And I mean it, seriously!
It's just that I've been rather busy lately. Not only with keeping up around the house and grounds outside, but doing a lot of kitchen work.
Not only have been making cheeses but I've been experimenting with some new processes. I'll, uh, have to wait a few more weeks to find out how it well it works. But you WILL be the first to know!
Tofu making is a weekly --sometimes twice-weekly-- event now. Quick, cheap, and easy.
Bread and beer making too, of course. I've also been experimenting with chia seeds in various breads and curries. So far so good and I'll let you know all about that soon.
Jarring homegrown sundried tomatoes in olive oil happens daily --at least until the tomato plants call it a season. Harvested 1134 tomatoes so far this summer.
Jams from brambleberries and wild rose-hips is going well.
I've also been doing quite a bit of research. Health and nutrition mainly. I want to keep this blog as a "recipe only" type thingy so I've decided to launch a health blog. I'll keep you posted, no worries.
Aaaaaaaaannnnnnddddddd, here's todays recipe! This is more of a tip though.
Have you ever cooked a beef roast and had it come out dry or tough? Or perhaps you didn't have enough pan juices to make gravy? Bland tasting maybe?
I can help, really.
Place your beef roast in your roasting pan with the fat side UP. This way not only will the fat drip down through the roast to keep in tender, but you can also take the lid off the roasting pan for the last 20 or 30 mins to crispy-ize the fat if so desired.
Next, pour a half bottle of a strong red wine over the roast. Shiraz, merlot, cab-sauv, any of those will work nicely. Then grind a lot of black pepper over the top of the roast and rub the pepper in with your fingers. Lightly sprinkle with sea salt, put the lid on it, and then put it in the LOWEST oven temp you can get away with for 2 to 4 hours. The time depends upon the size and how well done you like your roast.
When you take it out of the oven for serving, pour all the pan juices into a saucepan for gravy making.

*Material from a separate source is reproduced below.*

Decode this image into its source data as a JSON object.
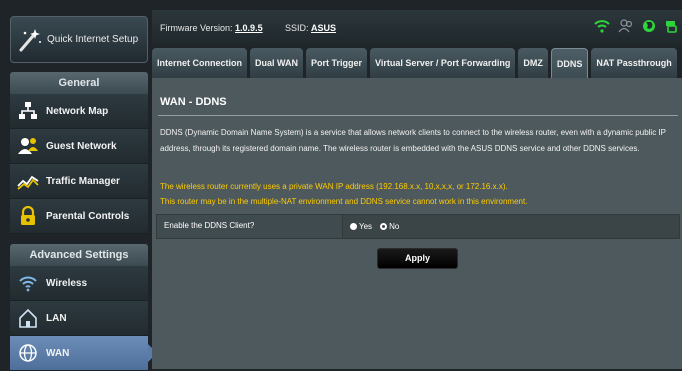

The only thing you'll have to do for the gravy is boil the juices in the saucepan and add cornflour (called cornstarch in the US) --dissolved in cold water, of course-- while whisking. How much you add completely depends on how thick YOU like your gravy.
Gravy making should only take 2 minutes, max.
Thin (or thick, your choice) slice pieces off that roast and serve it up with the gravy! Loads of mashed spuds (potatoes), grilled corn on the cobb, and steamed veggies make great accompaniments to this. Serve with a glass of red wine and a glass of ale.